## Action item
Reproduce all the records word for word. Omit images.

## Available data
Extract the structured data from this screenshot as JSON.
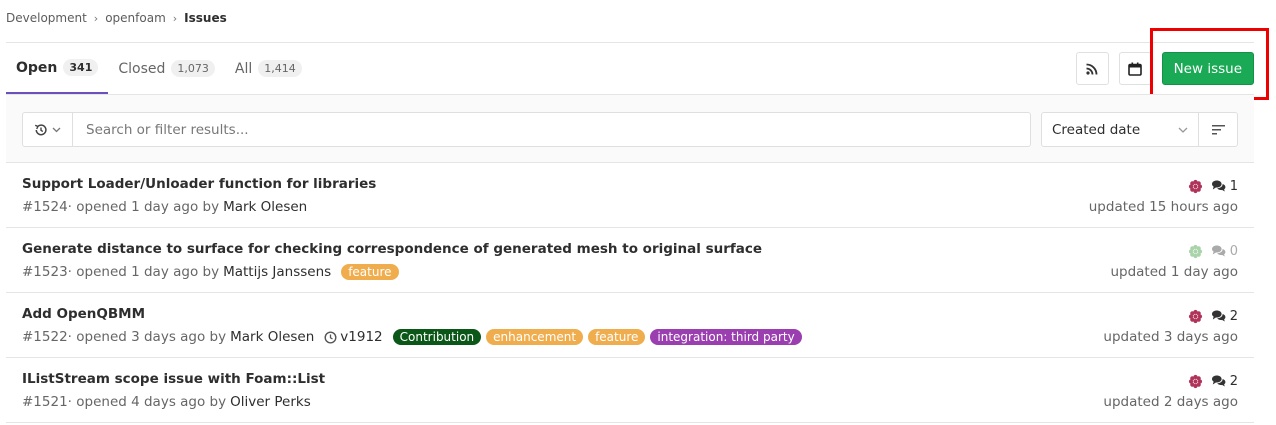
{
  "breadcrumb": {
    "group": "Development",
    "project": "openfoam",
    "current": "Issues"
  },
  "tabs": [
    {
      "label": "Open",
      "count": "341"
    },
    {
      "label": "Closed",
      "count": "1,073"
    },
    {
      "label": "All",
      "count": "1,414"
    }
  ],
  "actions": {
    "rss_icon": "rss-icon",
    "calendar_icon": "calendar-icon",
    "new_issue_label": "New issue",
    "new_issue_color": "#1aaa55",
    "highlight_color": "#ee0000"
  },
  "filter": {
    "placeholder": "Search or filter results...",
    "sort_label": "Created date"
  },
  "issues": [
    {
      "title": "Support Loader/Unloader function for libraries",
      "ref": "#1524",
      "opened": " · opened 1 day ago by",
      "author": "Mark Olesen",
      "comments": "1",
      "updated": "updated 15 hours ago"
    },
    {
      "title": "Generate distance to surface for checking correspondence of generated mesh to original surface",
      "ref": "#1523",
      "opened": " · opened 1 day ago by",
      "author": "Mattijs Janssens",
      "labels": [
        {
          "text": "feature",
          "color": "#f0ad4e"
        }
      ],
      "comments": "0",
      "updated": "updated 1 day ago"
    },
    {
      "title": "Add OpenQBMM",
      "ref": "#1522",
      "opened": " · opened 3 days ago by",
      "author": "Mark Olesen",
      "milestone": "v1912",
      "labels": [
        {
          "text": "Contribution",
          "color": "#0b5718"
        },
        {
          "text": "enhancement",
          "color": "#f0ad4e"
        },
        {
          "text": "feature",
          "color": "#f0ad4e"
        },
        {
          "text": "integration: third party",
          "color": "#9a3eb0"
        }
      ],
      "comments": "2",
      "updated": "updated 3 days ago"
    },
    {
      "title": "IListStream scope issue with Foam::List",
      "ref": "#1521",
      "opened": " · opened 4 days ago by",
      "author": "Oliver Perks",
      "comments": "2",
      "updated": "updated 2 days ago"
    }
  ]
}
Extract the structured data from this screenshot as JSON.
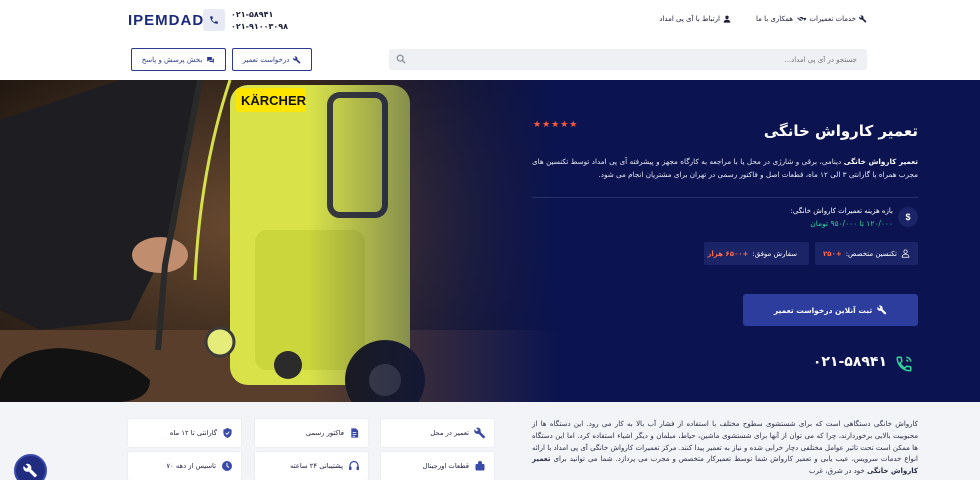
{
  "header": {
    "logo": "IPEMDAD",
    "phones": [
      "۰۲۱-۵۸۹۴۱",
      "۰۲۱-۹۱۰۰۳۰۹۸"
    ],
    "nav": {
      "services": "خدمات تعمیرات",
      "cooperate": "همکاری با ما",
      "contact": "ارتباط با آی پی امداد"
    },
    "repair_request": "درخواست تعمیر",
    "qa_section": "بخش پرسش و پاسخ",
    "search_placeholder": "جستجو در آی پی امداد..."
  },
  "hero": {
    "title": "تعمیر کارواش خانگی",
    "rating": "★★★★★",
    "desc_bold": "تعمیر کارواش خانگی",
    "desc_rest": " دینامی، برقی و شارژی در محل یا با مراجعه به کارگاه مجهز و پیشرفته آی پی امداد توسط تکنسین های مجرب همراه با گارانتی ۳ الی ۱۲ ماه، قطعات اصل و فاکتور رسمی در تهران برای مشتریان انجام می شود.",
    "price_icon": "$",
    "price_label": "بازه هزینه تعمیرات کارواش خانگی:",
    "price_value": "۱۲۰/۰۰۰ تا ۹۵۰/۰۰۰ تومان",
    "technicians_label": "تکنسین متخصص:",
    "technicians_value": "+۲۵۰",
    "orders_label": "سفارش موفق:",
    "orders_value": "+۶۵۰۰ هزار",
    "cta": "ثبت آنلاین درخواست تعمیر",
    "phone": "۰۲۱-۵۸۹۴۱"
  },
  "about": {
    "p1": "کارواش خانگی دستگاهی است که برای شستشوی سطوح مختلف با استفاده از فشار آب بالا به کار می رود. این دستگاه ها از محبوبیت بالایی برخوردارند، چرا که می توان از آنها برای شستشوی ماشین، حیاط، مبلمان و دیگر اشیاء استفاده کرد. اما این دستگاه ها ممکن است تحت تاثیر عوامل مختلفی دچار خرابی شده و نیاز به تعمیر پیدا کنند. مرکز تعمیرات کارواش خانگی آی پی امداد با ارائه انواع خدمات سرویس، عیب یابی و تعمیر کارواش شما توسط تعمیرکار متخصص و مجرب می پردازد. شما می توانید برای",
    "p1_bold": "تعمیر کارواش خانگی",
    "p1_end": "خود در شرق، غرب"
  },
  "features": [
    {
      "label": "تعمیر در محل",
      "icon": "tools-icon"
    },
    {
      "label": "فاکتور رسمی",
      "icon": "invoice-icon"
    },
    {
      "label": "گارانتی تا ۱۲ ماه",
      "icon": "shield-icon"
    },
    {
      "label": "قطعات اورجینال",
      "icon": "parts-icon"
    },
    {
      "label": "پشتیبانی ۲۴ ساعته",
      "icon": "support-icon"
    },
    {
      "label": "تاسیس از دهه ۷۰",
      "icon": "history-icon"
    }
  ],
  "colors": {
    "navy": "#0b1450",
    "brand_blue": "#2c3d9e",
    "accent_orange": "#ff5a3c",
    "price_green": "#35d39a"
  }
}
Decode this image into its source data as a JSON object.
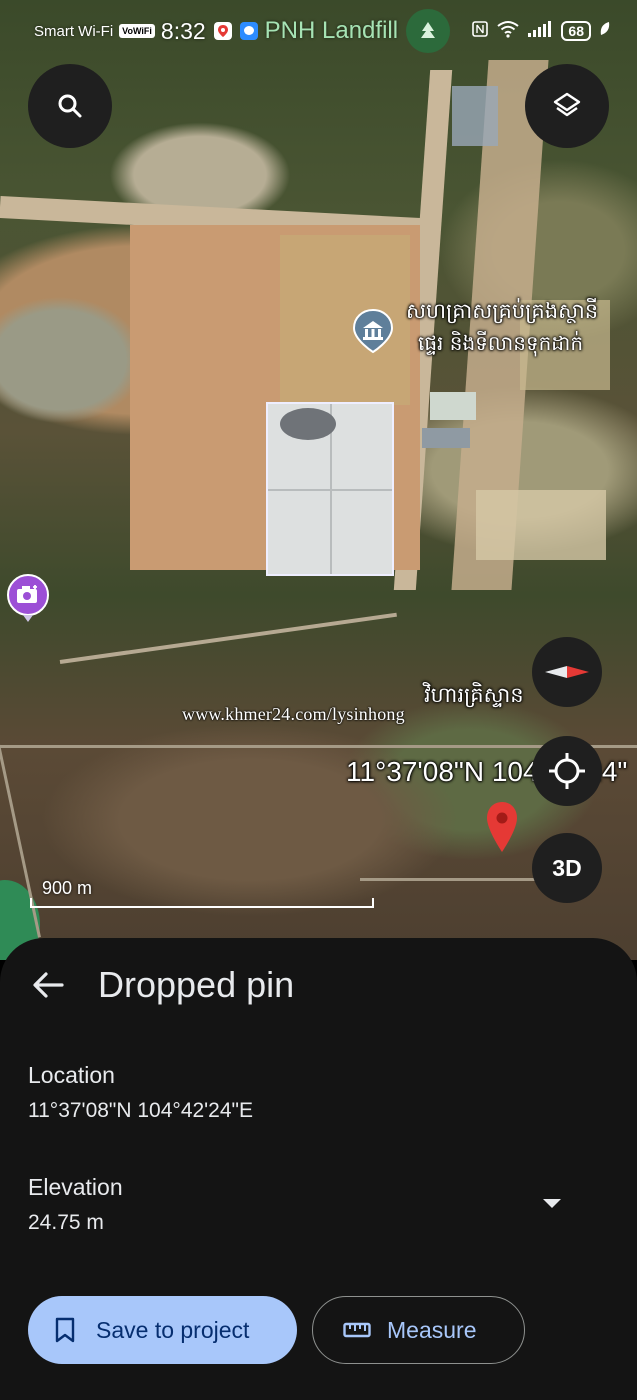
{
  "status_bar": {
    "carrier": "Smart Wi-Fi",
    "vowifi_badge": "VoWiFi",
    "time": "8:32",
    "app_title": "PNH Landfill",
    "battery": "68"
  },
  "map": {
    "poi_label_line1": "សហគ្រាសគ្រប់គ្រងស្ថានី",
    "poi_label_line2": "ផ្ទេរ និងទីលានទុកដាក់",
    "pagoda_label": "វិហារគ្រិស្ទាន",
    "watermark": "www.khmer24.com/lysinhong",
    "coordinate_overlay": "11°37'08\"N 104°42'24\"",
    "scale_label": "900 m",
    "button_3d": "3D"
  },
  "sheet": {
    "title": "Dropped pin",
    "location_label": "Location",
    "location_value": "11°37'08\"N 104°42'24\"E",
    "elevation_label": "Elevation",
    "elevation_value": "24.75 m",
    "save_button": "Save to project",
    "measure_button": "Measure"
  },
  "colors": {
    "sheet_bg": "#141414",
    "primary_button": "#a8c7fa",
    "primary_text": "#062e6f",
    "pin": "#e53935",
    "camera_poi": "#9c4fd6"
  }
}
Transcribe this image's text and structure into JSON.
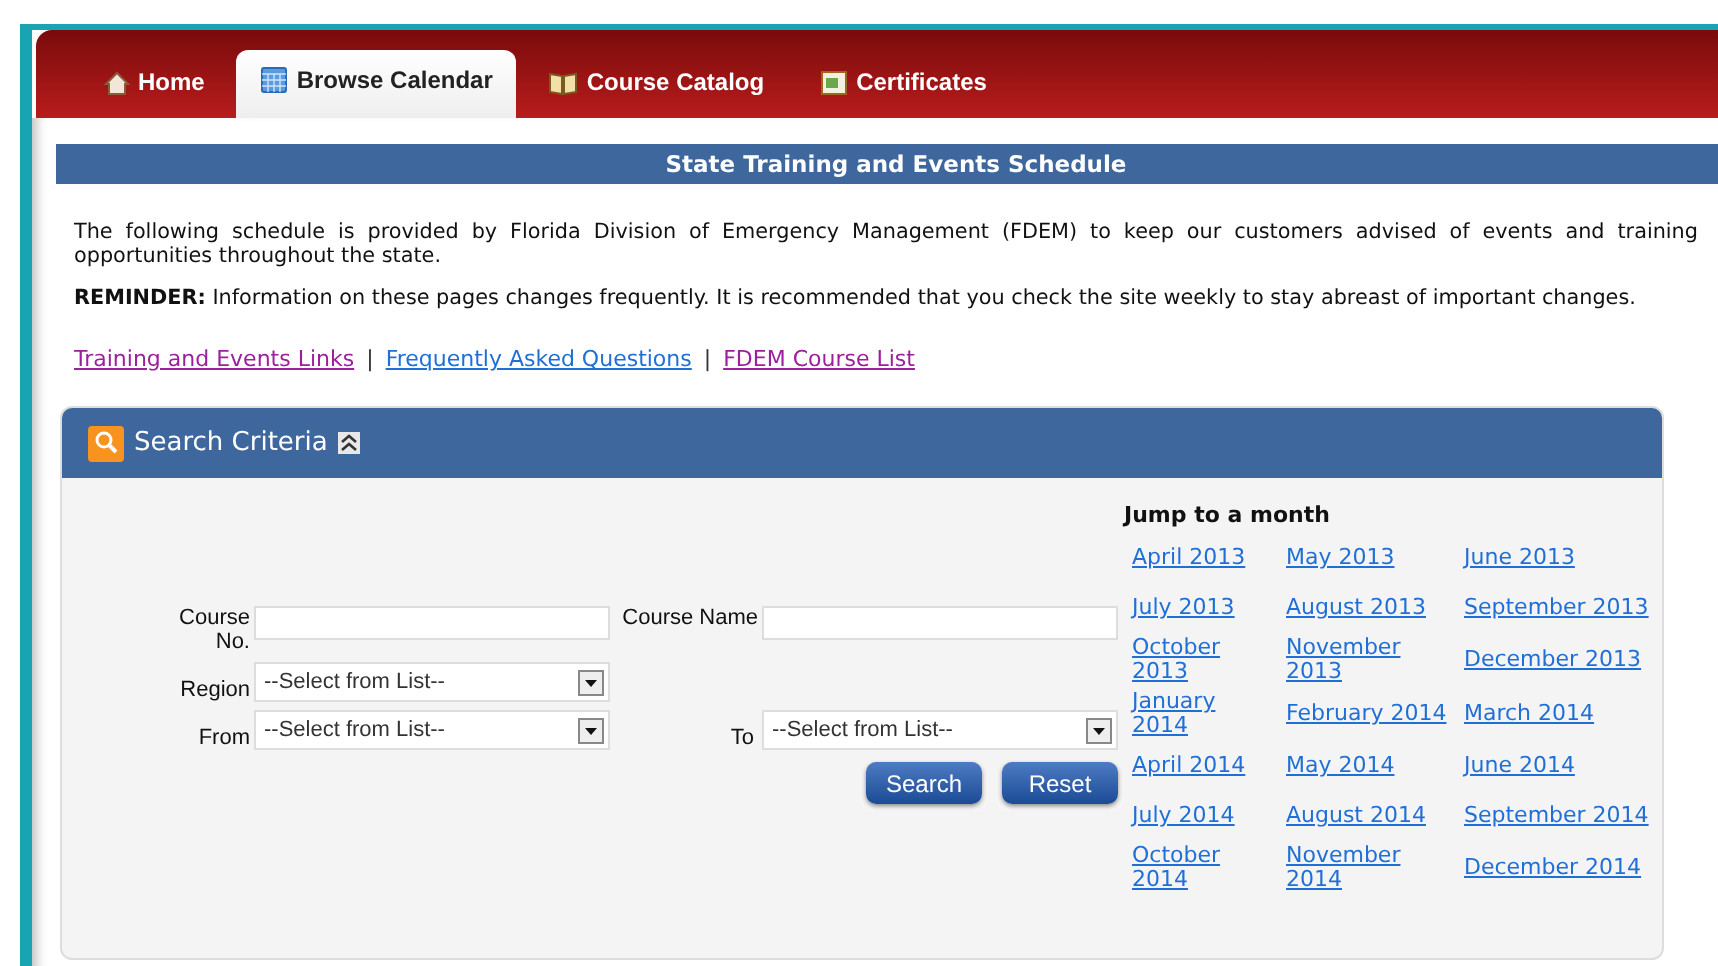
{
  "tabs": [
    {
      "label": "Home",
      "kind": "home",
      "selected": false
    },
    {
      "label": "Browse Calendar",
      "kind": "calendar",
      "selected": true
    },
    {
      "label": "Course Catalog",
      "kind": "book",
      "selected": false
    },
    {
      "label": "Certificates",
      "kind": "certificate",
      "selected": false
    }
  ],
  "title_bar": "State Training and Events Schedule",
  "intro": "The following schedule is provided by Florida Division of Emergency Management (FDEM) to keep our customers advised of events and training opportunities throughout the state.",
  "reminder": "**REMINDER:** Information on these pages changes frequently. It is recommended that you check the site weekly to stay abreast of important changes.",
  "links": [
    {
      "label": "Training and Events Links",
      "visited": true
    },
    {
      "label": "Frequently Asked Questions",
      "visited": false
    },
    {
      "label": "FDEM Course List",
      "visited": true
    }
  ],
  "link_separator": "|",
  "search_panel": {
    "title": "Search Criteria",
    "expanded": true,
    "fields": {
      "course_no": {
        "label": "Course No."
      },
      "course_name": {
        "label": "Course Name"
      },
      "region": {
        "label": "Region",
        "value": "--Select from List--"
      },
      "from": {
        "label": "From",
        "value": "--Select from List--"
      },
      "to": {
        "label": "To",
        "value": "--Select from List--"
      }
    },
    "buttons": [
      "Search",
      "Reset"
    ],
    "jump_heading": "Jump to a month",
    "months": [
      "April 2013",
      "May 2013",
      "June 2013",
      "July 2013",
      "August 2013",
      "September 2013",
      "October 2013",
      "November 2013",
      "December 2013",
      "January 2014",
      "February 2014",
      "March 2014",
      "April 2014",
      "May 2014",
      "June 2014",
      "July 2014",
      "August 2014",
      "September 2014",
      "October 2014",
      "November 2014",
      "December 2014"
    ]
  }
}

## Result
Extract the structured data from this screenshot as JSON.
{
  "breadcrumb": {
    "group": "Development",
    "project": "openfoam",
    "current": "Issues"
  },
  "tabs": [
    {
      "label": "Open",
      "count": "341"
    },
    {
      "label": "Closed",
      "count": "1,073"
    },
    {
      "label": "All",
      "count": "1,414"
    }
  ],
  "actions": {
    "rss_icon": "rss-icon",
    "calendar_icon": "calendar-icon",
    "new_issue_label": "New issue",
    "new_issue_color": "#1aaa55",
    "highlight_color": "#ee0000"
  },
  "filter": {
    "placeholder": "Search or filter results...",
    "sort_label": "Created date"
  },
  "issues": [
    {
      "title": "Support Loader/Unloader function for libraries",
      "ref": "#1524",
      "opened": " · opened 1 day ago by",
      "author": "Mark Olesen",
      "comments": "1",
      "updated": "updated 15 hours ago"
    },
    {
      "title": "Generate distance to surface for checking correspondence of generated mesh to original surface",
      "ref": "#1523",
      "opened": " · opened 1 day ago by",
      "author": "Mattijs Janssens",
      "labels": [
        {
          "text": "feature",
          "color": "#f0ad4e"
        }
      ],
      "comments": "0",
      "updated": "updated 1 day ago"
    },
    {
      "title": "Add OpenQBMM",
      "ref": "#1522",
      "opened": " · opened 3 days ago by",
      "author": "Mark Olesen",
      "milestone": "v1912",
      "labels": [
        {
          "text": "Contribution",
          "color": "#0b5718"
        },
        {
          "text": "enhancement",
          "color": "#f0ad4e"
        },
        {
          "text": "feature",
          "color": "#f0ad4e"
        },
        {
          "text": "integration: third party",
          "color": "#9a3eb0"
        }
      ],
      "comments": "2",
      "updated": "updated 3 days ago"
    },
    {
      "title": "IListStream scope issue with Foam::List",
      "ref": "#1521",
      "opened": " · opened 4 days ago by",
      "author": "Oliver Perks",
      "comments": "2",
      "updated": "updated 2 days ago"
    }
  ]
}
Extract the structured data from this screenshot as JSON.
{
  "header": {
    "logo": "IPEMDAD",
    "phones": [
      "۰۲۱-۵۸۹۴۱",
      "۰۲۱-۹۱۰۰۳۰۹۸"
    ],
    "nav": {
      "services": "خدمات تعمیرات",
      "cooperate": "همکاری با ما",
      "contact": "ارتباط با آی پی امداد"
    },
    "repair_request": "درخواست تعمیر",
    "qa_section": "بخش پرسش و پاسخ",
    "search_placeholder": "جستجو در آی پی امداد..."
  },
  "hero": {
    "title": "تعمیر کارواش خانگی",
    "rating": "★★★★★",
    "desc_bold": "تعمیر کارواش خانگی",
    "desc_rest": " دینامی، برقی و شارژی در محل یا با مراجعه به کارگاه مجهز و پیشرفته آی پی امداد توسط تکنسین های مجرب همراه با گارانتی ۳ الی ۱۲ ماه، قطعات اصل و فاکتور رسمی در تهران برای مشتریان انجام می شود.",
    "price_icon": "$",
    "price_label": "بازه هزینه تعمیرات کارواش خانگی:",
    "price_value": "۱۲۰/۰۰۰ تا ۹۵۰/۰۰۰ تومان",
    "technicians_label": "تکنسین متخصص:",
    "technicians_value": "+۲۵۰",
    "orders_label": "سفارش موفق:",
    "orders_value": "+۶۵۰۰ هزار",
    "cta": "ثبت آنلاین درخواست تعمیر",
    "phone": "۰۲۱-۵۸۹۴۱"
  },
  "about": {
    "p1": "کارواش خانگی دستگاهی است که برای شستشوی سطوح مختلف با استفاده از فشار آب بالا به کار می رود. این دستگاه ها از محبوبیت بالایی برخوردارند، چرا که می توان از آنها برای شستشوی ماشین، حیاط، مبلمان و دیگر اشیاء استفاده کرد. اما این دستگاه ها ممکن است تحت تاثیر عوامل مختلفی دچار خرابی شده و نیاز به تعمیر پیدا کنند. مرکز تعمیرات کارواش خانگی آی پی امداد با ارائه انواع خدمات سرویس، عیب یابی و تعمیر کارواش شما توسط تعمیرکار متخصص و مجرب می پردازد. شما می توانید برای",
    "p1_bold": "تعمیر کارواش خانگی",
    "p1_end": "خود در شرق، غرب"
  },
  "features": [
    {
      "label": "تعمیر در محل",
      "icon": "tools-icon"
    },
    {
      "label": "فاکتور رسمی",
      "icon": "invoice-icon"
    },
    {
      "label": "گارانتی تا ۱۲ ماه",
      "icon": "shield-icon"
    },
    {
      "label": "قطعات اورجینال",
      "icon": "parts-icon"
    },
    {
      "label": "پشتیبانی ۲۴ ساعته",
      "icon": "support-icon"
    },
    {
      "label": "تاسیس از دهه ۷۰",
      "icon": "history-icon"
    }
  ],
  "colors": {
    "navy": "#0b1450",
    "brand_blue": "#2c3d9e",
    "accent_orange": "#ff5a3c",
    "price_green": "#35d39a"
  }
}
Decode this image into its source data as a JSON object.
{
  "status_bar": {
    "carrier": "Smart Wi-Fi",
    "vowifi_badge": "VoWiFi",
    "time": "8:32",
    "app_title": "PNH Landfill",
    "battery": "68"
  },
  "map": {
    "poi_label_line1": "សហគ្រាសគ្រប់គ្រងស្ថានី",
    "poi_label_line2": "ផ្ទេរ និងទីលានទុកដាក់",
    "pagoda_label": "វិហារគ្រិស្ទាន",
    "watermark": "www.khmer24.com/lysinhong",
    "coordinate_overlay": "11°37'08\"N 104°42'24\"",
    "scale_label": "900 m",
    "button_3d": "3D"
  },
  "sheet": {
    "title": "Dropped pin",
    "location_label": "Location",
    "location_value": "11°37'08\"N 104°42'24\"E",
    "elevation_label": "Elevation",
    "elevation_value": "24.75 m",
    "save_button": "Save to project",
    "measure_button": "Measure"
  },
  "colors": {
    "sheet_bg": "#141414",
    "primary_button": "#a8c7fa",
    "primary_text": "#062e6f",
    "pin": "#e53935",
    "camera_poi": "#9c4fd6"
  }
}
Transcribe this image's text and structure into JSON.
{
  "tabs": [
    {
      "label": "Home",
      "kind": "home",
      "selected": false
    },
    {
      "label": "Browse Calendar",
      "kind": "calendar",
      "selected": true
    },
    {
      "label": "Course Catalog",
      "kind": "book",
      "selected": false
    },
    {
      "label": "Certificates",
      "kind": "certificate",
      "selected": false
    }
  ],
  "title_bar": "State Training and Events Schedule",
  "intro": "The following schedule is provided by Florida Division of Emergency Management (FDEM) to keep our customers advised of events and training opportunities throughout the state.",
  "reminder": "**REMINDER:** Information on these pages changes frequently. It is recommended that you check the site weekly to stay abreast of important changes.",
  "links": [
    {
      "label": "Training and Events Links",
      "visited": true
    },
    {
      "label": "Frequently Asked Questions",
      "visited": false
    },
    {
      "label": "FDEM Course List",
      "visited": true
    }
  ],
  "link_separator": "|",
  "search_panel": {
    "title": "Search Criteria",
    "expanded": true,
    "fields": {
      "course_no": {
        "label": "Course No."
      },
      "course_name": {
        "label": "Course Name"
      },
      "region": {
        "label": "Region",
        "value": "--Select from List--"
      },
      "from": {
        "label": "From",
        "value": "--Select from List--"
      },
      "to": {
        "label": "To",
        "value": "--Select from List--"
      }
    },
    "buttons": [
      "Search",
      "Reset"
    ],
    "jump_heading": "Jump to a month",
    "months": [
      "April 2013",
      "May 2013",
      "June 2013",
      "July 2013",
      "August 2013",
      "September 2013",
      "October 2013",
      "November 2013",
      "December 2013",
      "January 2014",
      "February 2014",
      "March 2014",
      "April 2014",
      "May 2014",
      "June 2014",
      "July 2014",
      "August 2014",
      "September 2014",
      "October 2014",
      "November 2014",
      "December 2014"
    ]
  }
}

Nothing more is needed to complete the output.